Lee grew up in a boating family in New England, and after embarking on a decades-long career in business, he worked his way back to his true love – the sea. He has sailed from the Pacific to the Inside Passage, and now calls the Santa Barbara Channel area home. As a Founding Member of the Santa Barbara Maritime Museum, a member of the volunteer Naturalist Corps of the Channel Islands Marine Sanctuary and National Park, and a certified Alaska naturalist, Lee has shared his passion for the natural world and marine mammals. When not working as a naturalist, he captains a high-speed catamaran transporting visitors to and fro the Channel Islands and conducting whale and bird-watching excursions. Reflecting on cruising on the Inside Passage and Glacier Bay, Lee admits that he never ceases to be amazed by the expansive natural beauty of Southeast Alaska and believes that it should be on everyone’s ‘must-experience’ list.

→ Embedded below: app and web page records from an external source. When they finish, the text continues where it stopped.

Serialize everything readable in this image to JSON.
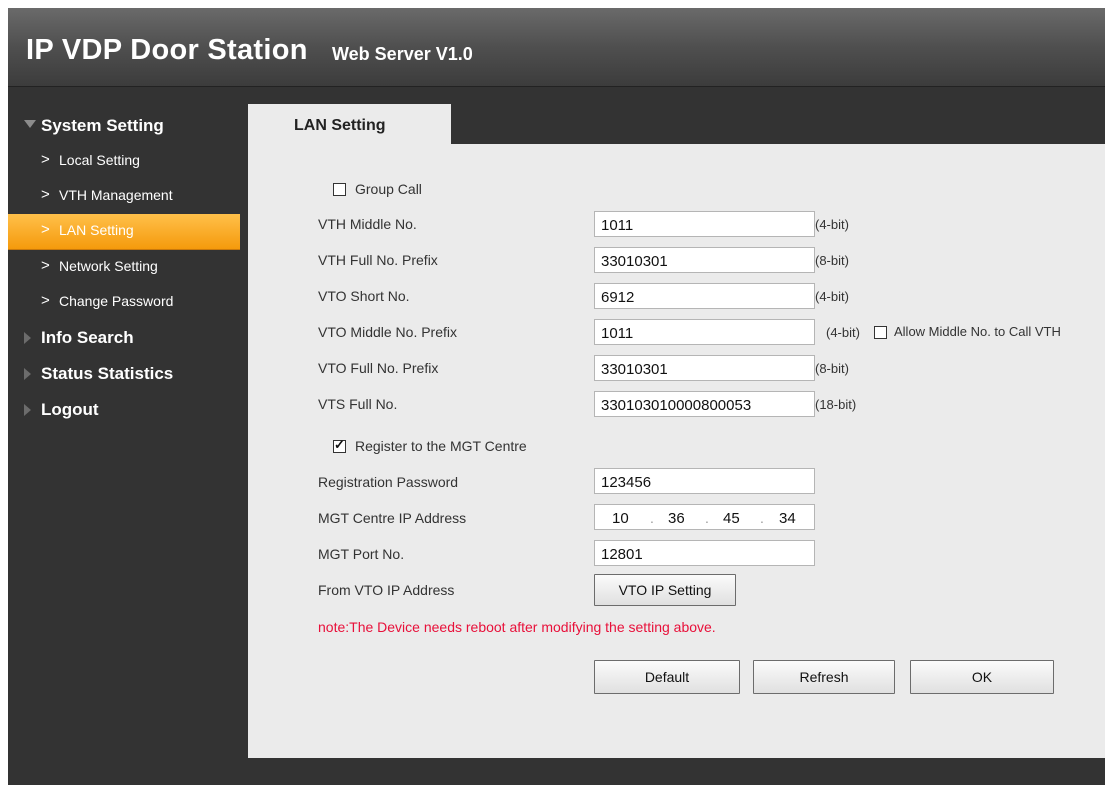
{
  "header": {
    "title": "IP VDP Door Station",
    "subtitle": "Web Server V1.0"
  },
  "sidebar": {
    "groups": [
      {
        "label": "System Setting",
        "expanded": true,
        "items": [
          {
            "label": "Local Setting"
          },
          {
            "label": "VTH Management"
          },
          {
            "label": "LAN Setting",
            "active": true
          },
          {
            "label": "Network Setting"
          },
          {
            "label": "Change Password"
          }
        ]
      },
      {
        "label": "Info Search",
        "expanded": false
      },
      {
        "label": "Status Statistics",
        "expanded": false
      },
      {
        "label": "Logout",
        "expanded": false
      }
    ]
  },
  "tab": {
    "label": "LAN Setting"
  },
  "form": {
    "group_call": {
      "label": "Group Call",
      "checked": false
    },
    "vth_middle_no": {
      "label": "VTH Middle No.",
      "value": "1011",
      "hint": "(4-bit)"
    },
    "vth_full_prefix": {
      "label": "VTH Full No. Prefix",
      "value": "33010301",
      "hint": "(8-bit)"
    },
    "vto_short_no": {
      "label": "VTO Short No.",
      "value": "6912",
      "hint": "(4-bit)"
    },
    "vto_middle_prefix": {
      "label": "VTO Middle No. Prefix",
      "value": "1011",
      "hint": "(4-bit)",
      "allow_label": "Allow Middle No. to Call VTH",
      "allow_checked": false
    },
    "vto_full_prefix": {
      "label": "VTO Full No. Prefix",
      "value": "33010301",
      "hint": "(8-bit)"
    },
    "vts_full_no": {
      "label": "VTS Full No.",
      "value": "330103010000800053",
      "hint": "(18-bit)"
    },
    "register_mgt": {
      "label": "Register to the MGT Centre",
      "checked": true
    },
    "reg_password": {
      "label": "Registration Password",
      "value": "123456"
    },
    "mgt_ip": {
      "label": "MGT Centre IP Address",
      "octets": [
        "10",
        "36",
        "45",
        "34"
      ]
    },
    "mgt_port": {
      "label": "MGT Port No.",
      "value": "12801"
    },
    "vto_ip": {
      "label": "From VTO IP Address",
      "button": "VTO IP Setting"
    },
    "note": "note:The Device needs reboot after modifying the setting above."
  },
  "buttons": {
    "default": "Default",
    "refresh": "Refresh",
    "ok": "OK"
  },
  "colors": {
    "active_menu": "#f7a21b",
    "note": "#e8103a",
    "panel": "#ebebeb",
    "background": "#333333"
  },
  "icons": {
    "expanded": "triangle-down-icon",
    "collapsed": "triangle-right-icon",
    "menu_item": "chevron-right-icon"
  }
}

Sue started her naturalist career working as a wildlife biologist in the forests of Maine, Newfoundland and the Washington Cascades. Sue has been teaching children and adults in outdoor settings since 1986. She has been an instructor at Yosemite Institute, and worked with field programs in Maine, Yellowstone, Costa Rica, Belize, and most recently Grand Teton National Park. From 1999 through 2004, Sue was a faculty member at Teton Science School in Jackson Hole, Wyoming. In this role she trained graduate students how to teach hands-on science to children in the outdoors. Another one of her passions is educating people about the importance of protecting water quality. She was the Wyoming coordinator for Project WET (Water Education for Teachers), and continues to train teachers how to use the water education curriculum.